Each of these fighters has, somewhat recently, claimed that once they moved on from the UFC, they made more money than they did while under contract with MMA’s biggest promotion.
Paige VanZant claimed in February 2021, “I was in the UFC for six years getting paid $40,000 (to show) and $40,000 (to win). Now (with BKFC) I’m getting 10 times that doing what I love. So, obviously, I’m not going anywhere. I’m very happy fighting here and I’m excited to fight.”
In April 2021, Corey Anderson said, “In two fights / six months with Bellator, I’ve made double of what I did in 15 fights (11 wins 2 bonuses) seven years with UFC. Now I live and enjoy life to the fullest with my family everyday! Let that marinate ….”
Tyron Woodley, a former UFC welterweight champion, said in June 2021 that his boxing matchup opposite Jake Paul was going to be, “Easiest fight of my career and biggest purse of my career all in one night.”
Earlier this month, Kevin Lee said, “My contract (with Eagle FC) will make more than most UFC champions see, so that part is kind of nice. But the competitor in me still thinks it’s the same game. … I’m going to make more than UFC champions in my first fight, so we’re having fun.”
Mike Perry also got involved in the conversation this month, comparing his BKFC pay to his UFC pay. “I’m making double. Or more than double because now, they took some pressure off, I guess, with…I need to think about it that way sometimes as if there was a win purse. Triller gave me a good win bonus. I had something to fight for extra. But not having to think about the other side of it, I really just felt like I got to be me.”
Chad Mendes was the most recent fighter to lend his voice to the chorus when he said BKFC paid him more than he received for any of his UFC fights. This includes two title fights and an interim title fight opposite Conor McGregor, where he received $500,000 along with reportedly an extra $200,000 bonus.

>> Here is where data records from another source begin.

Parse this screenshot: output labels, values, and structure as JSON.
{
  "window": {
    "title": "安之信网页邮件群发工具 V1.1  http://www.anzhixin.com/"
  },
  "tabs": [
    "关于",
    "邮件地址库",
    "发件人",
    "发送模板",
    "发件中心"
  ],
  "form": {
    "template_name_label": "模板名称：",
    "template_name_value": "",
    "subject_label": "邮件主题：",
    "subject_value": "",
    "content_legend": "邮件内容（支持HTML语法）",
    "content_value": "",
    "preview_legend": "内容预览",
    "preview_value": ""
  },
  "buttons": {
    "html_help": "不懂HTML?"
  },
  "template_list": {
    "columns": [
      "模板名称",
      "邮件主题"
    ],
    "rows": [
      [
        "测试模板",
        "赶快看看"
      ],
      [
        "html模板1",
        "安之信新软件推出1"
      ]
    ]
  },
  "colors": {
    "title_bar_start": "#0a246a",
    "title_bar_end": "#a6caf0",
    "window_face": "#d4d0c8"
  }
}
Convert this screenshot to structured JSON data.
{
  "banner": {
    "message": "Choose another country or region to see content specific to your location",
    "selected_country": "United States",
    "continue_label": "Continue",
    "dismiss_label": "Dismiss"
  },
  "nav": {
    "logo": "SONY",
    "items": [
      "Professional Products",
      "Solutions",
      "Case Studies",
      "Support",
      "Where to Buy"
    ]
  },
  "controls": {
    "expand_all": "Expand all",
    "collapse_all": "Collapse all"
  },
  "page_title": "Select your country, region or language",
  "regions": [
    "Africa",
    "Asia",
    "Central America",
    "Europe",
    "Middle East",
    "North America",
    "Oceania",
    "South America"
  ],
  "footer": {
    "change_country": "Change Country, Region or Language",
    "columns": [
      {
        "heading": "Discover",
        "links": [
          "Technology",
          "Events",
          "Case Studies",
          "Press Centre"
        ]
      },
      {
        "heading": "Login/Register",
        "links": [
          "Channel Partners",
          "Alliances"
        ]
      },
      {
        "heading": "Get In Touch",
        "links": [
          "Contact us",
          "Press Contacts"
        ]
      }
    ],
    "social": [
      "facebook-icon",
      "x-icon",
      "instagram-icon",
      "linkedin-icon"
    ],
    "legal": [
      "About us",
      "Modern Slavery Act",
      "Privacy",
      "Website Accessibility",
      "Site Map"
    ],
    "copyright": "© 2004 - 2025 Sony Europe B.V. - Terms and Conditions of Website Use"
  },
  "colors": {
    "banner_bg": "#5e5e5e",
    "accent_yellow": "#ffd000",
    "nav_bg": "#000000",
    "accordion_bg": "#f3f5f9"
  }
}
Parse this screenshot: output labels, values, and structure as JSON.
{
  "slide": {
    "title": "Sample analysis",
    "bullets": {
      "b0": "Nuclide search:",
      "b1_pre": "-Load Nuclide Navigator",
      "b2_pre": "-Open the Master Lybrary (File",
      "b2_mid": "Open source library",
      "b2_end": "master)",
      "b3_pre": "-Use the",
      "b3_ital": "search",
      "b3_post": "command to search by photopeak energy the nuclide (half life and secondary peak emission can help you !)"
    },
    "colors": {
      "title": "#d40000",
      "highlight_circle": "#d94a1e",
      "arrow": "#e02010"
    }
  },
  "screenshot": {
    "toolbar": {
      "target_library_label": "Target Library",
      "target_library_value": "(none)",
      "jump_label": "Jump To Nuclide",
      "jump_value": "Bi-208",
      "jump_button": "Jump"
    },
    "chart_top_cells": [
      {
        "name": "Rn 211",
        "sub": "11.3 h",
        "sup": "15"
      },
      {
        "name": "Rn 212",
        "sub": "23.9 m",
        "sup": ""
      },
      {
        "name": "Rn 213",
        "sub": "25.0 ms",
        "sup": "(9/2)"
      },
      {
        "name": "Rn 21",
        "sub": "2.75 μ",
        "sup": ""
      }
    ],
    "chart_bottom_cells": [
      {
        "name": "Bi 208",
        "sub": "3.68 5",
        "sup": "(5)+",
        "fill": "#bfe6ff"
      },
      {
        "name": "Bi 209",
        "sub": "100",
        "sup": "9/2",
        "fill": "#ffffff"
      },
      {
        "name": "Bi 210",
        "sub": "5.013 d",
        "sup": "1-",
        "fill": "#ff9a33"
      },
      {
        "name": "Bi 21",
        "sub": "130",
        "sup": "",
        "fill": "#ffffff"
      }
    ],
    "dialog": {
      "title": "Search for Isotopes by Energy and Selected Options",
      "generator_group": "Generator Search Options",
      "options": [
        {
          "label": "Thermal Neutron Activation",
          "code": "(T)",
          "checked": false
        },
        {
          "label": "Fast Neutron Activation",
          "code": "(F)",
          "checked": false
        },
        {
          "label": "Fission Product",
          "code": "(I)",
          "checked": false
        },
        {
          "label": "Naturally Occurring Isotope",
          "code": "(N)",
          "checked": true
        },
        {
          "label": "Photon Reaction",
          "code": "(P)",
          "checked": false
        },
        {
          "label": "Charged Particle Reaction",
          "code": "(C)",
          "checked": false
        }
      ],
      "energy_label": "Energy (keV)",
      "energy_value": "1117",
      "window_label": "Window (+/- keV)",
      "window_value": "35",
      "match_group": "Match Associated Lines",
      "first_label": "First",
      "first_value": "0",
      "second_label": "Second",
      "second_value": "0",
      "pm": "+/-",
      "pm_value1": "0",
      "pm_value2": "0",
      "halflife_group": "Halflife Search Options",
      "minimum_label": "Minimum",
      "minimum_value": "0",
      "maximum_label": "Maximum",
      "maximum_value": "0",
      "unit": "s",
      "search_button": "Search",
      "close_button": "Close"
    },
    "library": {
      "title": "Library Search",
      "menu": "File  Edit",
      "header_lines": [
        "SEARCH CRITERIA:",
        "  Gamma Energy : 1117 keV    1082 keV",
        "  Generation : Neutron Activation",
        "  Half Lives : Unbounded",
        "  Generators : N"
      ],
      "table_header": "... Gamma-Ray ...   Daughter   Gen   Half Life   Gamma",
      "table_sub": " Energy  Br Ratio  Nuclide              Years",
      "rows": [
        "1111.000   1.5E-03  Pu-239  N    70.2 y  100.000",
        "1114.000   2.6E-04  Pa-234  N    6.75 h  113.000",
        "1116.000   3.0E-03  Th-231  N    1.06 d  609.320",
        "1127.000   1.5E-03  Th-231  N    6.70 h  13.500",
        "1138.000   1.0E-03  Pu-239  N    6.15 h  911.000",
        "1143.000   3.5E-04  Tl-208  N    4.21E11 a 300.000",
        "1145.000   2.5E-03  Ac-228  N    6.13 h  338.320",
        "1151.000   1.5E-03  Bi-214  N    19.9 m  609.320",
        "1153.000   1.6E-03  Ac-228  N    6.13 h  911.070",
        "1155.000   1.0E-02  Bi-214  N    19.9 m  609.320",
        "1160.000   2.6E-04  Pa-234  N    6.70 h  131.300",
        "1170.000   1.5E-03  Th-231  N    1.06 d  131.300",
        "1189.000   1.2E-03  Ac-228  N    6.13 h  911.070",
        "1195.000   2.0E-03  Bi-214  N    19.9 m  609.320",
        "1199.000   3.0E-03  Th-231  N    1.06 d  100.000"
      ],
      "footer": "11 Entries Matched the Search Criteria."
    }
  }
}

Each of these claims made headlines and were interesting talking points, but not one fighter who claimed the UFC paid them less than they are making outside the promotion offered a specific figure or a shred of proof. According to Dana White, that should not be a sticking point because, as he once told Dan Le Batard, “Listen, every fighter that fights for me has the opportunity to go out and say what they make. They can say it publicly.”
In that case, if these fighters are making more than they were in the UFC, they should disclose what they made then and what they are making now. Outside of that, the UFC can claim, as White did when the topic of Woodley’s pay came up, “I’ve been hearing that bulls—t forever, they’re all full of s—t. What’s he making? Exactly. If it’s that much money and he’s so proud of how much it is, how much is it? They’re all full of shit.”
I won’t go as far as White did and outright dismiss the claims of the fighters, but I will say that by disclosing their pay, the fighters will move the conversation of fighter pay forward, both in the UFC and out of the UFC.
Once sports like NBA, MLB, NHL and NFL began disclosing athlete pay, pay went up exponentially. One reason for that is it gives everyone a point to negotiate from. When everyone knows what everyone else is making, they can compare and make a case for what they deserve to be paid based on facts and numbers. Right now, UFC fighters are at the mercy of the promotion. If there’s no factual base to negotiate from, there’s no true negotiation.
As it stands, the big claims of the above fighters get their names in the media for a day or so, but they achieve little else. If they want to help other fighters and perhaps themselves — Mendes has three fights remaining on his UFC contract and has expressed a possible desire to return to the octagon — they will start talking real numbers.
Until that happens, what we’re hearing is just noise that the UFC can once again easily dismiss as “bulls-t.”
About the author